If at this juncture you’re wondering how on earth you could have missed this opportunity, take solace in the fact that tickets were offered via lottery only: a couple of occasional emails sent over House list-servs offered lotteried tickets for the event, which filled Sanders virtually to capacity (although the event was live-streamed over the Internet as well). The talk itself was delivered in two main parts: a feature discussion between Conan and Drew Faust and a Q & A session between Conan and brave Harvard students willing to take one of four microphones interspersed throughout the auditorium. The main discussion on the merits of a liberal education allowed Conan to present a nuanced message of self-discovery, namely with regard to finding your individual talents, enduring the ups and downs of life (humor as a “defense mechanism”), and taking the risks and opportunities which present themselves as time passes. Serious comments on the toxic nature of fame (including an inspired analogy between famous people and astronauts who spend too much time in space) and allusions to the incompetence of generals during the Civil War and World War I also jostled in space with Conan’s more typically wacky and self-deprecating sense of humor.
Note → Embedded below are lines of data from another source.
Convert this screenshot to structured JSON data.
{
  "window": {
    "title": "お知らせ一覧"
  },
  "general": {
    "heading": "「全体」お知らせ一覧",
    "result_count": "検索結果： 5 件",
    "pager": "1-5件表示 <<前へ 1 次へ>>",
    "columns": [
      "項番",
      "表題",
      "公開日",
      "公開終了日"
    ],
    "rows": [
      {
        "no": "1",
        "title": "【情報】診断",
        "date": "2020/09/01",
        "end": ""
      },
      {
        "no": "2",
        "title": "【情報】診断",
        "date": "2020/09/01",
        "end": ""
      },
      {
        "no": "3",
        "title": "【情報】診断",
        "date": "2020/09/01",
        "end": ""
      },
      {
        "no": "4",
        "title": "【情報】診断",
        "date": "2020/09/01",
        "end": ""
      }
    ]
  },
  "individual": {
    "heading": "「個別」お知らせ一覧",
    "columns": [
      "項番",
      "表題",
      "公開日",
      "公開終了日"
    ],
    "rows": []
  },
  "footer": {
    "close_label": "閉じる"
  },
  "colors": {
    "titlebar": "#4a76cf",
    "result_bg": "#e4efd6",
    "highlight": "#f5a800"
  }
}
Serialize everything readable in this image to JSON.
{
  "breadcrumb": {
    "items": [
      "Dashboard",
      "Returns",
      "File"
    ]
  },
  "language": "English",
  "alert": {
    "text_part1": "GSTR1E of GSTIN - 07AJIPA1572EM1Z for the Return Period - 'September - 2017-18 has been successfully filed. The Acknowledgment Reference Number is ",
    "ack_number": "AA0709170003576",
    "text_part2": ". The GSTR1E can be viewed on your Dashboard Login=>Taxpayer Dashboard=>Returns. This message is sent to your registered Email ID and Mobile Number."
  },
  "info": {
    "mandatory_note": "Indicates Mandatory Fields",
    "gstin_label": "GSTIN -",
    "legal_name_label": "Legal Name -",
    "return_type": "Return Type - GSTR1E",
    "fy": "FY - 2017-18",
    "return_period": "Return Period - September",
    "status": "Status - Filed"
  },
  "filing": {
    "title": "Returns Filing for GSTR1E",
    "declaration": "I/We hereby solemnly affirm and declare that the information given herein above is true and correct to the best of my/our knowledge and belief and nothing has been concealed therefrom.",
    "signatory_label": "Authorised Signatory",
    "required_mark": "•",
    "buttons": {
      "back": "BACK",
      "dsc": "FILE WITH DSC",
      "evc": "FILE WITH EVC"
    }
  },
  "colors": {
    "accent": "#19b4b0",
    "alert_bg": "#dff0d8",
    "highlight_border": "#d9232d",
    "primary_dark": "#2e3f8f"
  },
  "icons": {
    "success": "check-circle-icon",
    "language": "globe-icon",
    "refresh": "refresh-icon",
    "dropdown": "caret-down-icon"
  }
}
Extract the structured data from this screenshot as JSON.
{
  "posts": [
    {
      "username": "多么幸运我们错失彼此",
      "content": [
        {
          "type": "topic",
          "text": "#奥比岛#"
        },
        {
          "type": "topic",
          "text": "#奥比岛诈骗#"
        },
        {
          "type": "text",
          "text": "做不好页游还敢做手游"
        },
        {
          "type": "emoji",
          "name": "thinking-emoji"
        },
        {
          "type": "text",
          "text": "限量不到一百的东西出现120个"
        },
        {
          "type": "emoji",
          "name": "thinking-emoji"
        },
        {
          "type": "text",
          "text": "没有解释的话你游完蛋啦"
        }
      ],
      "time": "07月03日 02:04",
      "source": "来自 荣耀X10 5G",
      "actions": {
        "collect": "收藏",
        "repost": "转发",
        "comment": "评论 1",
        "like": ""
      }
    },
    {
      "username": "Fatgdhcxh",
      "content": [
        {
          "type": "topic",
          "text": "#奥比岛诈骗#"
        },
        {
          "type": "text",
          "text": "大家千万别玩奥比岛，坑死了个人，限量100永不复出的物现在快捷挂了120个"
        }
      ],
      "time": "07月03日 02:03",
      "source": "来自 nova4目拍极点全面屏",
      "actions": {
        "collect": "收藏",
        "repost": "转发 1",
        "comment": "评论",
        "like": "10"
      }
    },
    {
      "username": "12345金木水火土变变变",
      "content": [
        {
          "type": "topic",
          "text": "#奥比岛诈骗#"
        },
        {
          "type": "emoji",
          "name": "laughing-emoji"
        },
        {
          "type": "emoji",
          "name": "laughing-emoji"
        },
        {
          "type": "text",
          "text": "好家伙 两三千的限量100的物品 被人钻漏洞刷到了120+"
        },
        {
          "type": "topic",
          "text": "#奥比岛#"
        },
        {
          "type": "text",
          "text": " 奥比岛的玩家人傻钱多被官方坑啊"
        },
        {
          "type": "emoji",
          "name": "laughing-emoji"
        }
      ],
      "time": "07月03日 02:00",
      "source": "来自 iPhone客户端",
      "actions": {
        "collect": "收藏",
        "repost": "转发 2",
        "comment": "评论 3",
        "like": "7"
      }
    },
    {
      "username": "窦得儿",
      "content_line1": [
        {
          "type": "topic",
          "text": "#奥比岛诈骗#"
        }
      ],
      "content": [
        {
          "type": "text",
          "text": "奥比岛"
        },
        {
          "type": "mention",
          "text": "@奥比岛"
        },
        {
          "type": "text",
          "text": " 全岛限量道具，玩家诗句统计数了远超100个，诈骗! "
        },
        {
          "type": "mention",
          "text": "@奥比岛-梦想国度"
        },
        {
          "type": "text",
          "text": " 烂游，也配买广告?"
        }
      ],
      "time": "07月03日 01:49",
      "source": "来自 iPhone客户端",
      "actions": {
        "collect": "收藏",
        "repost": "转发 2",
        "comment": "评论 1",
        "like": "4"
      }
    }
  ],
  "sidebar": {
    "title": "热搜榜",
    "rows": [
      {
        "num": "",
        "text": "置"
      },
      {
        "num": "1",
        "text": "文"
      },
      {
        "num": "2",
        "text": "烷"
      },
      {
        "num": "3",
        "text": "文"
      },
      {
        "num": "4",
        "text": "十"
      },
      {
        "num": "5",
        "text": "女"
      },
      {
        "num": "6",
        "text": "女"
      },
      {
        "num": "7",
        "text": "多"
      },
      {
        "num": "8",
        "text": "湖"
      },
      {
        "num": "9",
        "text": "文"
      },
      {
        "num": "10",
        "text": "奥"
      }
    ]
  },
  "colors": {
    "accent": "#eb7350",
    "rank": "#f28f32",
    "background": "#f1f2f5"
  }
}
Indeed, the comedic highlights of the evening were many and flowed naturally from the conversation: from Conan’s student-goaded attempts to “dab” (a new dance craze in which one seemingly imitates a sneezing motion) to his detailing of an ostensible encounter with Drew Faust in a seedy dive-bar a year prior, the audience was enthralled and captivated by Conan’s bravura performance. And Conan himself was pleased too, stating that it was nice that “the laughs flowed naturally” in conversation at the private reception in Loeb House, which followed. The reception itself (hosted by Drew Faust) was also a lotteried affair, featuring a 10-strong lottery-selected delegation from Mather House (the golden ticket of yours truly) as well as current and former UC presidents/vice presidents and an impressive selection of other bigwig adults and students. Between mixing with this illustrious sampler of Harvard’s current and former affiliates, Conan found the time to be presented with a Mather sweatshirt by the Mather delegation while being the subject of endless selfies and photos.
Unfortunately, however, Conan did not stay at Harvard for very long during this visit: during the main conversation in Sanders, he alluded to a rapidly-pending trip to South Korea to visit an ultra-dedicated fan-group. Chance, however, bequeathed the opportunity for some lucky Matherites to meet their house’s most famous alum. On his way to the airport, Conan briefly stopped by the Mather JCR to sign the giant poster of Conan inside – all while flanked by a horde of surprised Matherites enjoying their happy hour. And indeed that was what Conan provided for a lucky campus tonight: a happy hour and a half of warm entertainment and good life advice – weighty, pithy life lessons, lessons that teach us to embrace failure and chase our dreams. And looking at Conan, such advice certainly cannot steer you wrong.
Andrew Lin ’17 (email@example.com) sincerely wishes that he could attend more receptions in the oh-so-gorgeous Loeb House.